But Wilber is probably right to take it seriously. The Cloud is made up of hundreds of thousands of components and millions of lines of code. Anyone of which could go wrong and cause disruption in Wilber’s organization.
And then forget about the inconvenience of not having email, file transfer and voice services for a day. What about specific but less visible processes that can affect costs and architectures? Such as standards wars and disputes, security breeches, or catastrophic events such as brown-outs, fires, explosions, etc.?
The Enterprise Network has numerous ways of breaking down and disrupting communications. Wilber has to make sure that enterprise applications running on his internal IT network are up and running 24/7 and if outsourced to the Cloud, that his suppliers are also 24/7.
Enough to give anyone a headache!
Maybe Wilber should just come home, have a beer, put his feet up and watch the Game.
The Cloud, like the Internet, appears to have as many definitions as users. Intel, a key supplier of chip components, uses a fairly broad description; a definition that encompasses infrastructure, platform and software, or a total operating ecosystem.
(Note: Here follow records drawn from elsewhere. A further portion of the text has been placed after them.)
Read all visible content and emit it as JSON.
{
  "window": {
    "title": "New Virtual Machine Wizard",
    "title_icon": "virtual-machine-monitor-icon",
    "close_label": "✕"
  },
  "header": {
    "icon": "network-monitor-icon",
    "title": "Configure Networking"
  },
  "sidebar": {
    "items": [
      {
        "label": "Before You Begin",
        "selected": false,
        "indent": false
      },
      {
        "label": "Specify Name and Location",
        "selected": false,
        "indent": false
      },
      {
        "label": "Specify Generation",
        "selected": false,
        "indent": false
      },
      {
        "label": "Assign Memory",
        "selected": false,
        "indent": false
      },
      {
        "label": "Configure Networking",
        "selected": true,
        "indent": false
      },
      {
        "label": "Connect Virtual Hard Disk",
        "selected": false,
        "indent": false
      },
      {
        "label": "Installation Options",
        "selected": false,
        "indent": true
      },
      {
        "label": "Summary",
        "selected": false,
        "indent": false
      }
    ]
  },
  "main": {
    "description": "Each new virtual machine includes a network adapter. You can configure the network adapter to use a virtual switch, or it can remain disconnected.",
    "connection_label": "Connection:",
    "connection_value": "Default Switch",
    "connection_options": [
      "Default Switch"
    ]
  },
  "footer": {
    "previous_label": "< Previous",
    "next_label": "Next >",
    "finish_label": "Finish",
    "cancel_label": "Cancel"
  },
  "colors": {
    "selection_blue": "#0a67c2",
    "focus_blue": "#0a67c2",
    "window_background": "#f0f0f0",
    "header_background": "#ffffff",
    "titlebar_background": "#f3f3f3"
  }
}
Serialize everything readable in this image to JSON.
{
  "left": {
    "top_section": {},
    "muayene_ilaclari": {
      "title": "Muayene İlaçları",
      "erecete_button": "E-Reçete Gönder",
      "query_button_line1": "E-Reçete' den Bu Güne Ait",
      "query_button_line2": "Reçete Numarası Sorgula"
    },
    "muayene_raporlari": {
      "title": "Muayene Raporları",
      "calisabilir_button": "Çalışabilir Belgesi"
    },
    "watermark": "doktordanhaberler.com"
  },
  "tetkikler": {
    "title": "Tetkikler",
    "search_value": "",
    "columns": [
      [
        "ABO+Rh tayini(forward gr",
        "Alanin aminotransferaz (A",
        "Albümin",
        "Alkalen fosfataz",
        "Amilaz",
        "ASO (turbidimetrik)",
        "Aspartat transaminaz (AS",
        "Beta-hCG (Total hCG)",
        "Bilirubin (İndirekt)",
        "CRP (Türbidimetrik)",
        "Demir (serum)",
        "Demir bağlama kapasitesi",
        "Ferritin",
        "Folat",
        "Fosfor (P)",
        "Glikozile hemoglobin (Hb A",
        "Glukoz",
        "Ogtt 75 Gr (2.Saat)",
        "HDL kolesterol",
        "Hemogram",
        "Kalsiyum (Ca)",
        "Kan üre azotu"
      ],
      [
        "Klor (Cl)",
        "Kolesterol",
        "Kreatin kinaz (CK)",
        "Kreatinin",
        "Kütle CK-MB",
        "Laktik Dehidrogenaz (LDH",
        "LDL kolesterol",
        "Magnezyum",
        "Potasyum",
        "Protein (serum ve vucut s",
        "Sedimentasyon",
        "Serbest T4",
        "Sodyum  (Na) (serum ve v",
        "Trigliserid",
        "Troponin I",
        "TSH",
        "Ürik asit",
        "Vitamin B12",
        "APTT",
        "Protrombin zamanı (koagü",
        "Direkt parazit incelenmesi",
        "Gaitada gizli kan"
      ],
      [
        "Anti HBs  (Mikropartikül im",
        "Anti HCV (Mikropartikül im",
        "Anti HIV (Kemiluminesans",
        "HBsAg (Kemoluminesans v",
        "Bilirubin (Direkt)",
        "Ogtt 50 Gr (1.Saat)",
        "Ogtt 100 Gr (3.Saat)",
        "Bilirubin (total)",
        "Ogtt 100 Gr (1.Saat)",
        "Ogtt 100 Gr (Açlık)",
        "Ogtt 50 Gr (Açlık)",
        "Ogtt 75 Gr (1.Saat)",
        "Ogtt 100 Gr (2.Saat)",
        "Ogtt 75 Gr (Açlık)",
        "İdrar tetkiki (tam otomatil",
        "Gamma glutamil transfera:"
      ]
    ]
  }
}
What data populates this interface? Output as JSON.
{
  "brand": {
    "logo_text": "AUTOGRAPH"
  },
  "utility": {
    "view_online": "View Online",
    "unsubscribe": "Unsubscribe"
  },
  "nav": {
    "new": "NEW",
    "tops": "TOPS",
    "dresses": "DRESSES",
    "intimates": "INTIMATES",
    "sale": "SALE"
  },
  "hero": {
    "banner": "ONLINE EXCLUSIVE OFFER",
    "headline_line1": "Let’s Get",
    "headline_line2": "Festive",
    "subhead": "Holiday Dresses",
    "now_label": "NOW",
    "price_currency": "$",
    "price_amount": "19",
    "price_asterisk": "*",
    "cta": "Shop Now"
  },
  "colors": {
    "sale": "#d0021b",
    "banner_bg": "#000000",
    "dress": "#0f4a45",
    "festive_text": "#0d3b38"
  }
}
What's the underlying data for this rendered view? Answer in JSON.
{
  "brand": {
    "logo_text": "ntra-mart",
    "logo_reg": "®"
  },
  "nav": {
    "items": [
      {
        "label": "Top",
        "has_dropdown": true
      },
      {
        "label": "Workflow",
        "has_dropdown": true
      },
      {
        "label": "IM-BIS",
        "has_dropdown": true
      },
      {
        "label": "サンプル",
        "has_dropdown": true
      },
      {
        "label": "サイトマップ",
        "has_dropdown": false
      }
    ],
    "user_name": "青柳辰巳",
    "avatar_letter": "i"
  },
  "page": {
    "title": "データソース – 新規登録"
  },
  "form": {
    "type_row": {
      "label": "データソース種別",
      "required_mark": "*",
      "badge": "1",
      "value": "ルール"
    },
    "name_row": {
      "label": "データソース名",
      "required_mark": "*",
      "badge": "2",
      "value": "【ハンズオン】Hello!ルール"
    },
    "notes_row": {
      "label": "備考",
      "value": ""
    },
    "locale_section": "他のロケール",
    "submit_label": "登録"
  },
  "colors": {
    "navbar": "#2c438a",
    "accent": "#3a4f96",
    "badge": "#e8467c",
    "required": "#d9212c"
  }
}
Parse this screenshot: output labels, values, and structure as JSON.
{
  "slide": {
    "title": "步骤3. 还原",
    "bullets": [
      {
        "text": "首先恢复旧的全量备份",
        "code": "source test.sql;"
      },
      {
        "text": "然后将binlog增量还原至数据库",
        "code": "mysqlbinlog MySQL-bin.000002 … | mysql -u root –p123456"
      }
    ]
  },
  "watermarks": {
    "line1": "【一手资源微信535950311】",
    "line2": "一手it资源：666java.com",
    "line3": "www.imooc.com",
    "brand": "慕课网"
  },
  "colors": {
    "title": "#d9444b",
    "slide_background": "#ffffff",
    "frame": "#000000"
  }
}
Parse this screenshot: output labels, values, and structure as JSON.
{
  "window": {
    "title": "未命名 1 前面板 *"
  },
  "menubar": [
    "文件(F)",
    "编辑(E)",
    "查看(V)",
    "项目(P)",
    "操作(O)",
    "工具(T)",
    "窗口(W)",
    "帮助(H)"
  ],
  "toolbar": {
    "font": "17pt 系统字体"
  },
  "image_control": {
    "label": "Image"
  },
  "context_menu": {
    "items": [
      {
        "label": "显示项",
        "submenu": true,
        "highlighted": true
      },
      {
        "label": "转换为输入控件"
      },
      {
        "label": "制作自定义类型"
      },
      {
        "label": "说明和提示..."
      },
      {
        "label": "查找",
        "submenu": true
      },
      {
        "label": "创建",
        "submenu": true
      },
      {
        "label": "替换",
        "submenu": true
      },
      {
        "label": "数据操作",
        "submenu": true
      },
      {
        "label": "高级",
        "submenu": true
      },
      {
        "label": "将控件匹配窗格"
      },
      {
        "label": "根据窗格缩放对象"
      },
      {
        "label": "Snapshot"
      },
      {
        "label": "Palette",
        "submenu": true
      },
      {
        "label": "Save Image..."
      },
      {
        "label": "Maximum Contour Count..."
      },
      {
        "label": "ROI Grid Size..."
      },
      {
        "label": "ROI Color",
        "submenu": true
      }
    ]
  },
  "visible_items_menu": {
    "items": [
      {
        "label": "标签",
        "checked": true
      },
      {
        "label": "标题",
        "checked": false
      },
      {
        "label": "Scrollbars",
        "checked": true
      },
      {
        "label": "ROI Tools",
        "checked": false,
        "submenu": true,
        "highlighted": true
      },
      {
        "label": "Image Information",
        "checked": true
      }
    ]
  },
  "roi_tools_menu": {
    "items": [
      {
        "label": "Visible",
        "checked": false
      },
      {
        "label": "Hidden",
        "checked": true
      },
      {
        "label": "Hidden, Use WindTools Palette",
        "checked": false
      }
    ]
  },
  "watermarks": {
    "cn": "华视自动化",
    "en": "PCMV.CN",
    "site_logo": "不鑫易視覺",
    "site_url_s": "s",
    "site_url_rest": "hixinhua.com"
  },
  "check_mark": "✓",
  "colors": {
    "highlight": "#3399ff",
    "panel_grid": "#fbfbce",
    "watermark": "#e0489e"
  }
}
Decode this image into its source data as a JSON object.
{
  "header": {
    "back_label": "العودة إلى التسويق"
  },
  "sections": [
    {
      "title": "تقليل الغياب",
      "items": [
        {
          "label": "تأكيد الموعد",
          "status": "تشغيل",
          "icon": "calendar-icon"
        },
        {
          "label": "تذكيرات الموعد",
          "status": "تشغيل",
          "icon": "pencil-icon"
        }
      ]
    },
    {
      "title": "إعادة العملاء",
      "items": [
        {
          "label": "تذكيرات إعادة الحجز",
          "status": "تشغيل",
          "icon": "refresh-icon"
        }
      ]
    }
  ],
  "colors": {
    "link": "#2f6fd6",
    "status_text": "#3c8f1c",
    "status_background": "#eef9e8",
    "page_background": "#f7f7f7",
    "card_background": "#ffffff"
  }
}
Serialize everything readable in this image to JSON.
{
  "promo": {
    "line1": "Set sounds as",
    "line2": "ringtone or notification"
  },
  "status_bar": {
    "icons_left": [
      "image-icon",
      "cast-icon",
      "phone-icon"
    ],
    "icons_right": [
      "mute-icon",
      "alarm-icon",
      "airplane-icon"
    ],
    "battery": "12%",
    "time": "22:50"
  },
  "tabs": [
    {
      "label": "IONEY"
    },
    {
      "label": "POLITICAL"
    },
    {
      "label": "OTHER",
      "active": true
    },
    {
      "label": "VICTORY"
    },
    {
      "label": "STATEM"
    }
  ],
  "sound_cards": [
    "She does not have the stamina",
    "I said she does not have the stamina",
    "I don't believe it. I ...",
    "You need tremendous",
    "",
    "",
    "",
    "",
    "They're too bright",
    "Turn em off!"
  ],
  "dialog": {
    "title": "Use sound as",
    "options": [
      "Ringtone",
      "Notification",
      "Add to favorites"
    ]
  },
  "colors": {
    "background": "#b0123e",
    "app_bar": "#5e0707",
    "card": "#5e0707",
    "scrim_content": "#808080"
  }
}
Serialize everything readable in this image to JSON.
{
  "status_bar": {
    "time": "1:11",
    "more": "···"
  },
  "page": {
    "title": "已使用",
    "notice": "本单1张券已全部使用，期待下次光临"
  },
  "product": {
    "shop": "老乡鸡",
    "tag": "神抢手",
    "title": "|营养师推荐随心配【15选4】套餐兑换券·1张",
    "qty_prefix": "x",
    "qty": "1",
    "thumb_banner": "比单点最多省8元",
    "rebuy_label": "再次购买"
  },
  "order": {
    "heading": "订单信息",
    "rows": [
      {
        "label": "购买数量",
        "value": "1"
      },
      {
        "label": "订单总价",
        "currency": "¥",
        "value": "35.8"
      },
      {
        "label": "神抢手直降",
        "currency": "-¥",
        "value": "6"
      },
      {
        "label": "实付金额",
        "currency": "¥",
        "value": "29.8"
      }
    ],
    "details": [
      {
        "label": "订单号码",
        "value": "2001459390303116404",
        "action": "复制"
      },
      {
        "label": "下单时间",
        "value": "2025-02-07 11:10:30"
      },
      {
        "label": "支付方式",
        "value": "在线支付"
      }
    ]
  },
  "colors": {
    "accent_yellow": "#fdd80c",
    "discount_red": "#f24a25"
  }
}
“cloud computing (is) a highly available computing environment where secure services and data are delivered on-demand to authenticated devices and users utilizing a shared, elastic infrastructure that concurrently supports multiple tenants.”
What distinguishes cloud computing from conventional computing is the shared and multiple user-centric web model. Attributes such as on-demand self-service, network access from anywhere, resource pooling, rapid elasticity, measured services and sharing by multiple tenants are the main requirements for cloud based offerings.
Because the definition is so broad, Intel also distinguishes three primary categories of cloud computing services;
Infrastructure services (IaaS) such as servers, storage, and network, delivered as a cloud service;
Platform services (PaaS) used to develop and deploy applications; and Software (SaaS) providing hosted services accessed over the Internet.
In fact, it is similar to the Internet, which also has an infrastructure, platform and software environment. Cloud computing uses many of the same web tools and technologies freely available on the internet. Like the Internet, it is made up of many different hardware and software platforms that enable the networking of digital bits and bytes. But as some see it, the increasing commercialization of the internet behind “walled gardens” of proprietary standards will impede innovation.
This seems unlikely.
The competition among proprietary environments for cloud based services will continue to be a spur, not an impediment to innovation. What is developed on one platform, if successful, will be ported to another. Applications developed and tested in the “garage” of the web environment will be adopted for use in enterprise networks.
What is different are the specific claims of openness and interoperability made by the owners of these proprietary standards (IP). Ease of interconnecting is a key issue for people like Wilber. The nature of business and increasing globalisation makes interoperability a necessity, particularly for supply chain or customer service applications.
Apple announced this week that all its Mobile Me and iDisk users will now be moved onto its new iCloud. ICloud services like storage and synching will be free along with an update of Apple’s iOS mobile software, which will be made available through downloads. Those are iPhone users, of which there are many.
The service marks the expansion of Apple’s current proprietary cloud services beyond iTunes, App Store and iBooks.
So getting back to poor frazzled Wilber. It looks as though prospects are brightening. Faced with an unending demand for more services at less cost – more for less – the mantra of business, – he has a number of choices. He is able to select services from any one of a number of competing giants, IBM, Oracle, Microsoft, Apple, Google, Amazon, most of which will claim to save his organization money and resources.
But moving to the Cloud is not without its challenges too. If a cloud collapses, as did part of RIMs global network this week, Wilber needs to have a contingency plan in place. He is right to continue taking this cloud thing seriously.